The euro accelerated its gains against the dollar on Friday after weaker-than-expected US labor costs caused a sharp sell-off of the dollar. The employment cost index in the US fell to 0.2% in the second quarter from 0.7% in the first quarter. This was well short of estimates of 0.6%.
The euro briefly broke through the 1.11 handle before dropping back slightly to 1.1084 in late European session. It was also higher against the pound at 0.7086, while against the yen, it hit a 3-week high of 137.34.
The dollar fell across the board, erasing its gains since Wednesday after the FOMC statement. The Chicago PMI coming out soon after the start of US session provided some support to the dollar, helping it stabilize. The index beat estimates of 50.8 for July to come in at 54.7, which is sharply higher than June’s 49.4. This was in contrast to the University of Michigan final consumer confidence index for July which disappointed as it was revised down to 93.1 from 93.3.
The greenback dropped back below 124 yen to 123.65 yen and was also lower against sterling. Cable jumped to as high as 1.5677 and was last trading at 1.5644 in late European session.
Gold prices benefited from the dollar’s slide, jumping 2% to $1103.41 after having drifted lower for much of the day. It later settled to around $1098.

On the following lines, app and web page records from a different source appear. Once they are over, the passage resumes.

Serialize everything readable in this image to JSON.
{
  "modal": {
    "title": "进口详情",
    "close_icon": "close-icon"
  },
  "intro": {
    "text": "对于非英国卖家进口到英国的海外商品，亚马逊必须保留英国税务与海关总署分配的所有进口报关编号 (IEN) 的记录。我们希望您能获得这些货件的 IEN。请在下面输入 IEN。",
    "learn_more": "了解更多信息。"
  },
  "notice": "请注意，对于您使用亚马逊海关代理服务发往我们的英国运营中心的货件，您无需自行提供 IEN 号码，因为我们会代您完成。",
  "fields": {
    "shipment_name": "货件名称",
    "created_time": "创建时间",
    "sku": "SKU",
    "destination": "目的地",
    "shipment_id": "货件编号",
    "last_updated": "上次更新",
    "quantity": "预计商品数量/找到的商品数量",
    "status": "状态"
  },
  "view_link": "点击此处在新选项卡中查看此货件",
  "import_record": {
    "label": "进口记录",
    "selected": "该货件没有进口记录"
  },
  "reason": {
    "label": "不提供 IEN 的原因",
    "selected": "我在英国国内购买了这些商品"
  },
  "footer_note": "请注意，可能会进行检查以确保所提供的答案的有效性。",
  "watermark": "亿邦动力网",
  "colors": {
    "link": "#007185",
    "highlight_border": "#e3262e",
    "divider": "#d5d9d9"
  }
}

Eurozone inflation and unemployment data had limited impact on the euro. Euro area unemployment was unchanged at 11.1% in June, against expectations that it would fall to 11.0%. But July flash CPI came within estimates of 0.2%, unchanged from the previous month. Core CPI was stronger though, rising to 1.0% in July from 0.8%, and above forecasts that it would stay steady. With the headline rate still running close to 0%, the rise in the core rate might ease concerns that deflation could return in the Eurozone.
The Canadian dollar fell to a one-week low against the greenback after monthly GDP data showed GDP contracting 0.2% in May, versus forecasts that it would stay unchanged. But following the dollar’s plunge, it reversed its losses as the greenback dropped back below the 1.30 handle to 1.2989.
The aussie jumped to one-week highs against the dollar, climbing to 0.7366 from a day’s low of 0.7234, before settling around 0.7344. The kiwi saw a similar move as it jumped to 0.6672, before easing to 0.6641.
Next week could see further volatility for currency markets with central bank decisions and US jobs data coming up. But before then, manufacturing PMI for China due on Saturday will be interesting to watch as official figures have in recent months shown stronger performance than private surveys. July’s reading is expected to show manufacturing activity in China remaining neutral at 50.1.